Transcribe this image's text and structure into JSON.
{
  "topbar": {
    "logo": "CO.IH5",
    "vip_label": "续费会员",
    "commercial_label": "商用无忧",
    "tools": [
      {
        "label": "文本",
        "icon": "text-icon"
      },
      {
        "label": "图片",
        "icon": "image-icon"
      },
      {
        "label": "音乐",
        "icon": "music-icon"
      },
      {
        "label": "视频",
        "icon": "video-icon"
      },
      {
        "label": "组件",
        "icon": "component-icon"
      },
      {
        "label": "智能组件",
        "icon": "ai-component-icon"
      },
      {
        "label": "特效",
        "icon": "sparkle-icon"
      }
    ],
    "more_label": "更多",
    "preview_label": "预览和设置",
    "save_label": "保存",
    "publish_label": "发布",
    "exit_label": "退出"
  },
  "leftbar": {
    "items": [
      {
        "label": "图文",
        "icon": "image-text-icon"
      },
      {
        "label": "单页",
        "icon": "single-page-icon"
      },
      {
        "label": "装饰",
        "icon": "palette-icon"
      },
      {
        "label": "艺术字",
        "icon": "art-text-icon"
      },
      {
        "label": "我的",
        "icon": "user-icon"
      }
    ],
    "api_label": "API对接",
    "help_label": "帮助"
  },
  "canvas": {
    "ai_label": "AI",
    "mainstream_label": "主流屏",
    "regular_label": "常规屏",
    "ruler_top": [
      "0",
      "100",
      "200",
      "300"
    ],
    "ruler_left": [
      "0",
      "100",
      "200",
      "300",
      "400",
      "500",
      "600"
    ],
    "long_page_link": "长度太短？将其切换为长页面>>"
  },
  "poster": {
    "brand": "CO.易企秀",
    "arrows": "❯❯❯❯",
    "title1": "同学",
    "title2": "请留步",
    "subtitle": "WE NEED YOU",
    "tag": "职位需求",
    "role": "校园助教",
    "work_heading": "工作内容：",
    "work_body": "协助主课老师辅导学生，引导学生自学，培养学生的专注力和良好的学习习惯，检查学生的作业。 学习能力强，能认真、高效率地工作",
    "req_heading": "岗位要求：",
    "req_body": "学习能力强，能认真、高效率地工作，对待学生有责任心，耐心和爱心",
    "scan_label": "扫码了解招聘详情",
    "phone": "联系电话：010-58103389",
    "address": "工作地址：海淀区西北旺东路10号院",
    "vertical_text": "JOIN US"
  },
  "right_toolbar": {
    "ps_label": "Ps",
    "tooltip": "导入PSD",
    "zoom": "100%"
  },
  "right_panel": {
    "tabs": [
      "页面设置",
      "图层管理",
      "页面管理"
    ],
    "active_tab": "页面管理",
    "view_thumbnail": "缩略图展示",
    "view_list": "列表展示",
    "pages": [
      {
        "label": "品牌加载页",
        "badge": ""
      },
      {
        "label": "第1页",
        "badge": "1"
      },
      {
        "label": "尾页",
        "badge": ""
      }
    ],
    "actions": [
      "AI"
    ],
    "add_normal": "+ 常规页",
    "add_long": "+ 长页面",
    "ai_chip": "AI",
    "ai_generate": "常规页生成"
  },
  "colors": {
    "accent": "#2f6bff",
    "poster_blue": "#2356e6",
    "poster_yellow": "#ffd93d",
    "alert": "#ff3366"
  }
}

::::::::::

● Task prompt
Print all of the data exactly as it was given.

● Result for this exercise
Transcribe this image's text and structure into JSON.
{
  "topbar": {
    "logo": "CO.IH5",
    "vip_label": "续费会员",
    "commercial_label": "商用无忧",
    "tools": [
      {
        "label": "文本",
        "icon": "text-icon"
      },
      {
        "label": "图片",
        "icon": "image-icon"
      },
      {
        "label": "音乐",
        "icon": "music-icon"
      },
      {
        "label": "视频",
        "icon": "video-icon"
      },
      {
        "label": "组件",
        "icon": "component-icon"
      },
      {
        "label": "智能组件",
        "icon": "ai-component-icon"
      },
      {
        "label": "特效",
        "icon": "sparkle-icon"
      }
    ],
    "more_label": "更多",
    "preview_label": "预览和设置",
    "save_label": "保存",
    "publish_label": "发布",
    "exit_label": "退出"
  },
  "leftbar": {
    "items": [
      {
        "label": "图文",
        "icon": "image-text-icon"
      },
      {
        "label": "单页",
        "icon": "single-page-icon"
      },
      {
        "label": "装饰",
        "icon": "palette-icon"
      },
      {
        "label": "艺术字",
        "icon": "art-text-icon"
      },
      {
        "label": "我的",
        "icon": "user-icon"
      }
    ],
    "api_label": "API对接",
    "help_label": "帮助"
  },
  "canvas": {
    "ai_label": "AI",
    "mainstream_label": "主流屏",
    "regular_label": "常规屏",
    "ruler_top": [
      "0",
      "100",
      "200",
      "300"
    ],
    "ruler_left": [
      "0",
      "100",
      "200",
      "300",
      "400",
      "500",
      "600"
    ],
    "long_page_link": "长度太短？将其切换为长页面>>"
  },
  "poster": {
    "brand": "CO.易企秀",
    "arrows": "❯❯❯❯",
    "title1": "同学",
    "title2": "请留步",
    "subtitle": "WE NEED YOU",
    "tag": "职位需求",
    "role": "校园助教",
    "work_heading": "工作内容：",
    "work_body": "协助主课老师辅导学生，引导学生自学，培养学生的专注力和良好的学习习惯，检查学生的作业。 学习能力强，能认真、高效率地工作",
    "req_heading": "岗位要求：",
    "req_body": "学习能力强，能认真、高效率地工作，对待学生有责任心，耐心和爱心",
    "scan_label": "扫码了解招聘详情",
    "phone": "联系电话：010-58103389",
    "address": "工作地址：海淀区西北旺东路10号院",
    "vertical_text": "JOIN US"
  },
  "right_toolbar": {
    "ps_label": "Ps",
    "tooltip": "导入PSD",
    "zoom": "100%"
  },
  "right_panel": {
    "tabs": [
      "页面设置",
      "图层管理",
      "页面管理"
    ],
    "active_tab": "页面管理",
    "view_thumbnail": "缩略图展示",
    "view_list": "列表展示",
    "pages": [
      {
        "label": "品牌加载页",
        "badge": ""
      },
      {
        "label": "第1页",
        "badge": "1"
      },
      {
        "label": "尾页",
        "badge": ""
      }
    ],
    "actions": [
      "AI"
    ],
    "add_normal": "+ 常规页",
    "add_long": "+ 长页面",
    "ai_chip": "AI",
    "ai_generate": "常规页生成"
  },
  "colors": {
    "accent": "#2f6bff",
    "poster_blue": "#2356e6",
    "poster_yellow": "#ffd93d",
    "alert": "#ff3366"
  }
}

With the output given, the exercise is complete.